As with many “themed” decks, some of the labels and classifications for cards have been changed, although all the basic meanings feel consistent with the typical Rider-Waite style of interpretations. These changes, such as “the Psychic” for the High Priestess card, really help solidify the archetypal attributes and meanings the card represents. Again, this could be helpful for tarot newbies trying to solidify and understand meanings. In addition, the court cards, infamous within tarot communities for being difficult to understand and interpret, are presented as the Magic, Focus, Glory and Power cards for each suits, with easily identifiable images that really clarify meanings and assist in interpretations. Readers with clients who seek a deeper connection to the cards without any tarot knowledge or training may also find that use of this deck can enhance their client experience. For example, the 5 of Wands depicts a couple in formal attire singing to and over each other, with varied posturing consistent with conflict, clearly communicating discord and a lack of harmony that requires no formal training or study to see. This deck also includes or “Veto” cards, one for each suit, designed to stop exploration of an uncomfortable topic or area, but with a myriad of other uses for creative readers, as explained in the Little White Book (LWB) with the deck.
The deck arrives from The Game Crafter in a printed tuck box with space allotted for the LWB, which is available to be printed from Lorelei’s website and the Game Crafter site. The LWB is available to be printed in multiple sizes based on user preference, in addition to a digital version designed for use on mobile devices, computers, or tablets. The cards are tarot sized, borderless, and very colorful, which allows for quick, easy interpretation of the images shown. In addition, Lorelei did an impressive job of color coordinating each suit which allows for pattern identification with ruining a beautiful spread by over-saturation of a particular color. This was brilliant attention to detail on the creator’s part because the swords, cups and pentacles depicted in the pip cards are so well integrated into the images, a reader might miss the observation that multiple cards from the same suit have been drawn. The card quality themselves is ideal, easily shuffle without being too delicate for repeated, consistent use and lay flat in spread with minimal bending after shuffling.
To summarize, this is a highly
creative deck that ideal for tarot novices, professionals,
clients and collectors with an exquisite attention to
detail, with consistent image and card quality which will
likely make it a favorite addition to many a collection.

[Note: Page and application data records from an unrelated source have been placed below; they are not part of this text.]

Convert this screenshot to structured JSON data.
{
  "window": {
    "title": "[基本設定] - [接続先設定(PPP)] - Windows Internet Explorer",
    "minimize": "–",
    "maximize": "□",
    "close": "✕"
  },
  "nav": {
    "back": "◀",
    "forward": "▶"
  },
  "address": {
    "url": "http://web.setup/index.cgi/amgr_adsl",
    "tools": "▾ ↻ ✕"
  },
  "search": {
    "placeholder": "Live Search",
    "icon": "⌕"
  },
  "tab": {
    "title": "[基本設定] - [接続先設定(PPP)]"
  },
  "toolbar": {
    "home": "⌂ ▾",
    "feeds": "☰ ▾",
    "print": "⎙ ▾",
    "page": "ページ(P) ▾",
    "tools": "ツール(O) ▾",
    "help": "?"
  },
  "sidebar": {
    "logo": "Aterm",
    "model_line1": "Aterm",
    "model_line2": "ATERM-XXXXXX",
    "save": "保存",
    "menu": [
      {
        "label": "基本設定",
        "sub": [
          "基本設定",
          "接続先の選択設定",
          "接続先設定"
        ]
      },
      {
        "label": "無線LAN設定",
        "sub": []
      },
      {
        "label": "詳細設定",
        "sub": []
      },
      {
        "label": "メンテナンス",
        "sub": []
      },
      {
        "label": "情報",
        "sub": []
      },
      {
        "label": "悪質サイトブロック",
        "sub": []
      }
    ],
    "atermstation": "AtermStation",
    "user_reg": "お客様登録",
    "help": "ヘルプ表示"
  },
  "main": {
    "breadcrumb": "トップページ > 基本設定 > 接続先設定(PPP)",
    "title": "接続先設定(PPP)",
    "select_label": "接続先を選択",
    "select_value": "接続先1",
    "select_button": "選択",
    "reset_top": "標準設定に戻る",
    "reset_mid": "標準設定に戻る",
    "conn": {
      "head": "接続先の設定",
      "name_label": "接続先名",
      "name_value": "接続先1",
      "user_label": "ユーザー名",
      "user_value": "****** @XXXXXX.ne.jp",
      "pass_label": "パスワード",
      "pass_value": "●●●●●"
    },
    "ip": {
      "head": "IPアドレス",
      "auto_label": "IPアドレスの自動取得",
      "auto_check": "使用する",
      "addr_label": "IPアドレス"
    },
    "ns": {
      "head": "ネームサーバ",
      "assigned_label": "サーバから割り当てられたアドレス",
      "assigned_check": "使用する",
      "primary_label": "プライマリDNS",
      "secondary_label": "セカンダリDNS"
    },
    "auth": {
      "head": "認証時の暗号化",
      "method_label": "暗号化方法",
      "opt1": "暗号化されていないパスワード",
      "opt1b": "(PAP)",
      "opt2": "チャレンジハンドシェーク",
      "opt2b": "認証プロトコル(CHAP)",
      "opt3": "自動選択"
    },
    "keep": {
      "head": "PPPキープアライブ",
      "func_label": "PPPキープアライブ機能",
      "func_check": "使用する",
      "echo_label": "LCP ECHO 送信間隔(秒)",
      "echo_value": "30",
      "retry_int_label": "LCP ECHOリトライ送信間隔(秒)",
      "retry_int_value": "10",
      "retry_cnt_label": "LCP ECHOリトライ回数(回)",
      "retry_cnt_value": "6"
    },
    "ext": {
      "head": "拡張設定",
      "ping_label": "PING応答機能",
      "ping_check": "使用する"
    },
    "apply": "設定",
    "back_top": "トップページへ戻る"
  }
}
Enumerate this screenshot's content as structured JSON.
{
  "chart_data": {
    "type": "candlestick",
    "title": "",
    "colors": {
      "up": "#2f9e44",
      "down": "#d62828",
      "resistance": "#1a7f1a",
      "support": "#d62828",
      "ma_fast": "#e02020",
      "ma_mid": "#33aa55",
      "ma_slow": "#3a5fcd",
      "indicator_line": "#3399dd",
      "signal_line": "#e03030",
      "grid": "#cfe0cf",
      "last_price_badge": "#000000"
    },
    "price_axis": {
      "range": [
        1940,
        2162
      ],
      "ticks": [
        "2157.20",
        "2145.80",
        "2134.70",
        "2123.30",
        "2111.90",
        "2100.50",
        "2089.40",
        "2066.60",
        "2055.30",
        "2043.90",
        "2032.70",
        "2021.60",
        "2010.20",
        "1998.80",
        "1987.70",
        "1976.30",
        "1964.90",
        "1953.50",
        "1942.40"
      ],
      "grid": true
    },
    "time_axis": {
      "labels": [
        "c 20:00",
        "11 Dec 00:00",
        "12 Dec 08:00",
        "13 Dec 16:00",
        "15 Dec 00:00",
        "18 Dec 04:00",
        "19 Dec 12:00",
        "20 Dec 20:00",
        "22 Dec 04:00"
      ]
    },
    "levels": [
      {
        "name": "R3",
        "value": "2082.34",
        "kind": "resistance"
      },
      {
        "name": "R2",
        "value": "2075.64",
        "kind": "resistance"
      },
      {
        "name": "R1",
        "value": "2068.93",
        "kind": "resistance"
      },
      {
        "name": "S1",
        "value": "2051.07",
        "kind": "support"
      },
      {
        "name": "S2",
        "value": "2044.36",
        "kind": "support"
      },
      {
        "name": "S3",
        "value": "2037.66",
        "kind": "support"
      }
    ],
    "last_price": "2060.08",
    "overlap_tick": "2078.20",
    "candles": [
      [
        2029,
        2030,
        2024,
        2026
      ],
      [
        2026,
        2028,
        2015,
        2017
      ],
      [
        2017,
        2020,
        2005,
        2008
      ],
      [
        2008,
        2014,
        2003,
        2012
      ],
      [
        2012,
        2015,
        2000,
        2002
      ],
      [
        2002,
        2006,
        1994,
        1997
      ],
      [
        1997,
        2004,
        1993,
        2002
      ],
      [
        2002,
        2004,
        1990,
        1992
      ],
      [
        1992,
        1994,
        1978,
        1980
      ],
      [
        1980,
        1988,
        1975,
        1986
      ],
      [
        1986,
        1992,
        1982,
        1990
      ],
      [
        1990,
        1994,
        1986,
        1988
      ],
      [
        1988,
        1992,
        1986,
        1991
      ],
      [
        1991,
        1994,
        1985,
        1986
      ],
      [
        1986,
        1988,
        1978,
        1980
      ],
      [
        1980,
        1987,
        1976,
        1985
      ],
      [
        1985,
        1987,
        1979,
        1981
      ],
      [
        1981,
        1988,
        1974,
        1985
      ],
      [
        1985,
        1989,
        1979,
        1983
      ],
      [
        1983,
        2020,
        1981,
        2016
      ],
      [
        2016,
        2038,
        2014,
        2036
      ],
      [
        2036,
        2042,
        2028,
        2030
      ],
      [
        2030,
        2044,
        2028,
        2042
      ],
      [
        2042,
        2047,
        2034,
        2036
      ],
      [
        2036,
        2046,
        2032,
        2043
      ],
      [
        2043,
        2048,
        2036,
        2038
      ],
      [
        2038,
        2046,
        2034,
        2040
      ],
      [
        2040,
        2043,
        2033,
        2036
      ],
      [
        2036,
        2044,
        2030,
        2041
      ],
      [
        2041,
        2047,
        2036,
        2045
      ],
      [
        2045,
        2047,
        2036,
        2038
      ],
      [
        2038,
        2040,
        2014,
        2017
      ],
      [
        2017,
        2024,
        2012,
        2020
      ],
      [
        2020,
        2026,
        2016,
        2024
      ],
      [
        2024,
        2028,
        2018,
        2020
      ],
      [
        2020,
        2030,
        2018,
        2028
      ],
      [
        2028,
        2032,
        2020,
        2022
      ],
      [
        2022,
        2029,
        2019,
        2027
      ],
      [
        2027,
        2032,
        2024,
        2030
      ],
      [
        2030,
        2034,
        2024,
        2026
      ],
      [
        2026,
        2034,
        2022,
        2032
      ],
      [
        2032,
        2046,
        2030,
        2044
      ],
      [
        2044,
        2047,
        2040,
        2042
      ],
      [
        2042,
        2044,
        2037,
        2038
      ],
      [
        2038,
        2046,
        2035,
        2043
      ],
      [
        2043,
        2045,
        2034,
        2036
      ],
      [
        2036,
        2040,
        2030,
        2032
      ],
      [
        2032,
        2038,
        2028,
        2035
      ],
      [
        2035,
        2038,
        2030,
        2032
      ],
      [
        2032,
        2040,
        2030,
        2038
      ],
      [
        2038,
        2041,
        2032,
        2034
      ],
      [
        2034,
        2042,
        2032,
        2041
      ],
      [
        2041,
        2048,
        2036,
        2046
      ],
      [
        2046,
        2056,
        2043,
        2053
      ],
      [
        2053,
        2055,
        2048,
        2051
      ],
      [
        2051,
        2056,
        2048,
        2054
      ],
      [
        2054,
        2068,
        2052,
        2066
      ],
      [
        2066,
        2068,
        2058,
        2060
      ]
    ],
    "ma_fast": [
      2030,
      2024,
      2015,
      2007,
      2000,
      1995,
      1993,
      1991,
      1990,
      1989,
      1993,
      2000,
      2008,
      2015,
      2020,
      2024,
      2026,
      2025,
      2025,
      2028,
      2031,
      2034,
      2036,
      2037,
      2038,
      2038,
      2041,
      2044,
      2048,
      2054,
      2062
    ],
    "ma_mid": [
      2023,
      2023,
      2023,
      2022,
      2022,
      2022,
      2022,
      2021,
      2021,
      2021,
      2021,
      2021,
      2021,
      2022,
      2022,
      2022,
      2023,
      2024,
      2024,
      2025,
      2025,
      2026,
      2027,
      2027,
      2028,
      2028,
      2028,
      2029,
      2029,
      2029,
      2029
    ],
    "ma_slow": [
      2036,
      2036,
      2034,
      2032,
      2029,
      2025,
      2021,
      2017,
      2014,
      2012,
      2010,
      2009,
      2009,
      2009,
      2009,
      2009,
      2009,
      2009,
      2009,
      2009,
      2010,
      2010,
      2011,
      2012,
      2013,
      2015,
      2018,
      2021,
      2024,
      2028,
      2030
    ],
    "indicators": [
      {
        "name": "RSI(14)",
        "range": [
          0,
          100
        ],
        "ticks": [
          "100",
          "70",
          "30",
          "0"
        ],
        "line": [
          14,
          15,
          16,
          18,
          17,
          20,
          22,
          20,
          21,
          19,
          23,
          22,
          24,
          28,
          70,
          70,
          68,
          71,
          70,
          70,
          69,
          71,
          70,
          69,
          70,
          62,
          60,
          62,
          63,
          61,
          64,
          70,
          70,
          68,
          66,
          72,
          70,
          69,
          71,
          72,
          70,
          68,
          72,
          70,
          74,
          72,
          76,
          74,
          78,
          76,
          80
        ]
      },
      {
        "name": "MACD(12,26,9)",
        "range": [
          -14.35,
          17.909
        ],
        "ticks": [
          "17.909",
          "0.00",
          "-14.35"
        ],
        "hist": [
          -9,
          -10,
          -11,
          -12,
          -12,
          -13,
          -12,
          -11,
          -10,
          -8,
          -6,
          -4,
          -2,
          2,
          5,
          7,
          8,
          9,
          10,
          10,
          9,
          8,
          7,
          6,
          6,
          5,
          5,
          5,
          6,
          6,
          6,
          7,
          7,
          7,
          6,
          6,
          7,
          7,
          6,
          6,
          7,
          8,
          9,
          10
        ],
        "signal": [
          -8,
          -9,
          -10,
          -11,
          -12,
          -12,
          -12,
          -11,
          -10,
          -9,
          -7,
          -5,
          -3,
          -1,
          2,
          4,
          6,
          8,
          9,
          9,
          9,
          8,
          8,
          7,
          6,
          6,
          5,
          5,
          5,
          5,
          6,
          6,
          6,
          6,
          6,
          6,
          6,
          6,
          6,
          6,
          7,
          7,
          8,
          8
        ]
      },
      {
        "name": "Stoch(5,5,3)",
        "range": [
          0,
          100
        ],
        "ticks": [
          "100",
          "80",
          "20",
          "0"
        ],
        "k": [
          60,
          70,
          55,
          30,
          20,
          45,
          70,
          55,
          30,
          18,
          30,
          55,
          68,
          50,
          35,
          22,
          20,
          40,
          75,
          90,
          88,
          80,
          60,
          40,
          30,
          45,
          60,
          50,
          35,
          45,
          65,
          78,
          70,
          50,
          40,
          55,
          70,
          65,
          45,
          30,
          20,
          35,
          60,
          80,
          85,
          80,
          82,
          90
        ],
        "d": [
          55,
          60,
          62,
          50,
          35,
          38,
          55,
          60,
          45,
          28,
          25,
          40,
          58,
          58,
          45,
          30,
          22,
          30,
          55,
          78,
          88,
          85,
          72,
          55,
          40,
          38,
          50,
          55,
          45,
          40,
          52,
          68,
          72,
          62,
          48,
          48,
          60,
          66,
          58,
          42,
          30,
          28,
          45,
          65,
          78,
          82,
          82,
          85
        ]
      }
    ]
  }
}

Review by John Mangiapane
Elizabeth Taylor in ‘Taming the Shrew’ as the Queen of Pentacles? Anne Bancroft in ‘The Graduate’ as the Devil? Is this deck for real?
Very, very real, very well thought out, and very usable. Lorelei Douglas has compiled dozens of old Hollywood glamour images into this wonderful deck, added brilliant colorings, and added some zip! On the creation of the four Veto Cards (one for each suit, Lorelei lets the deck tell you that you are heading in a direction that is either none of the Querent’s business, or simply ‘Don’t go there!’)
But the rest of the deck pulls you in to explore how that movie relates to this card, so if you are an old movie buff it will make you rethink that movie, and if you haven’t seen that movie – go and watch it now! LOL!!
A great addition to your Tarot collection – and maybe even your movie collection!